Ivanhoe proved to be a hit with contemporary audiences and finished as the fourth highest-grossing movie in a year when the industry was beginning to succumb to the allure of the mega-budget Epic. The success and popularity of the film were such that much of the cast and creative team reunited in 1954 to make the far grander and masterfully realised Knights of the Round Table which in many ways served as a spiritual sequel to Ivanhoe, building off its imagery and major thematic elements. This popularity also revivified its once genre-defining source material, bringing the story of Ivanhoe back to the forefront of the public consciousness which no doubt influenced the production of a British television show based upon the novel in the late 1950s which starred future James Bond and history’s most charming man, Roger Moore. While not a culture-shaking phenomena in the manner of its early 19th-century source material, the 1952’s adaption of it is a deeply enjoyable, swashbuckling adventure which vividly renders the pageantry and gallantry of romance literature, in what else but glorious technicolour.
James Turner has recently completed his doctoral studies at Durham University before which he attended the University of Glasgow.
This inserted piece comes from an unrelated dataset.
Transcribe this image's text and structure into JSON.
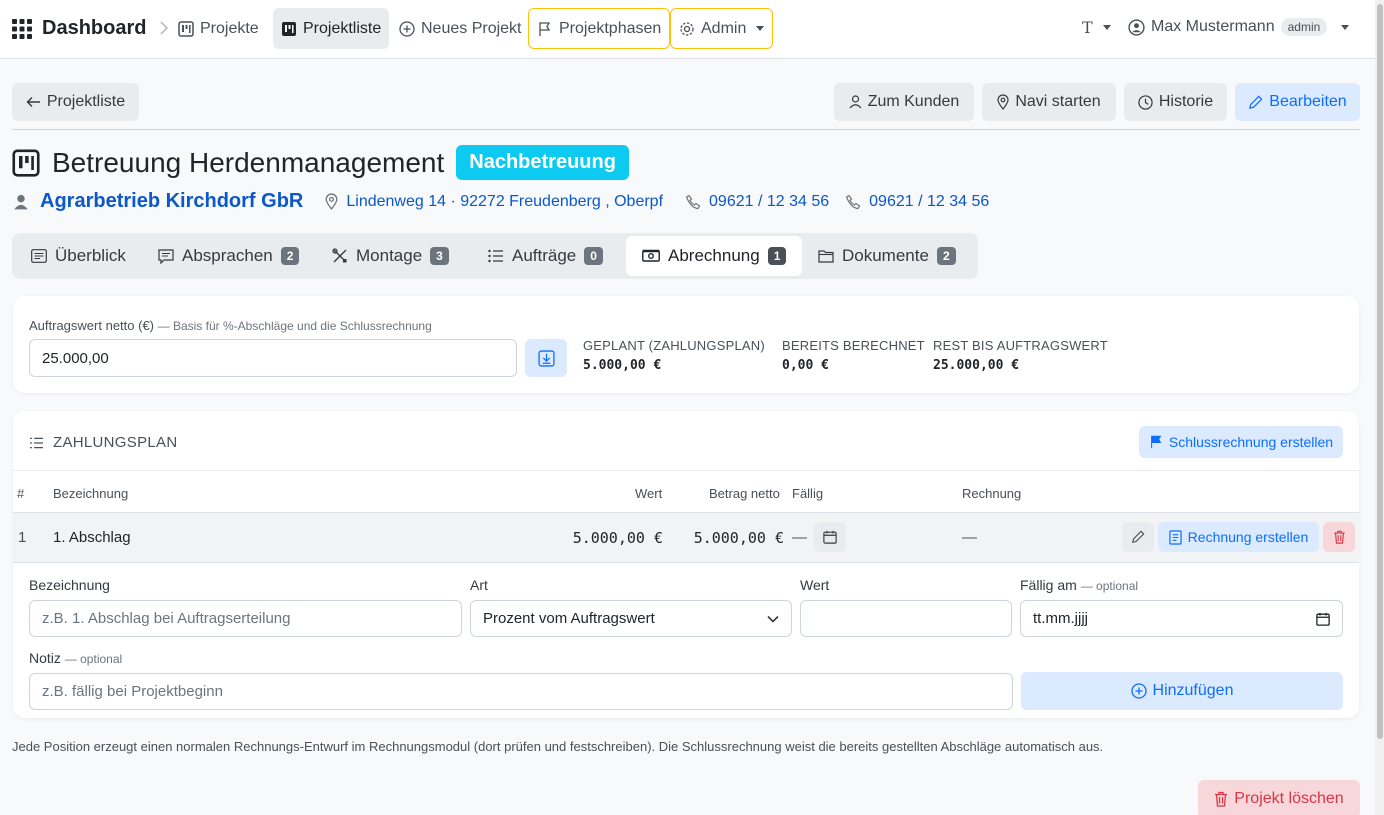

Deeply afraid of numbers and distrustful of counting, his main research interests surround medieval aristocratic culture and identity.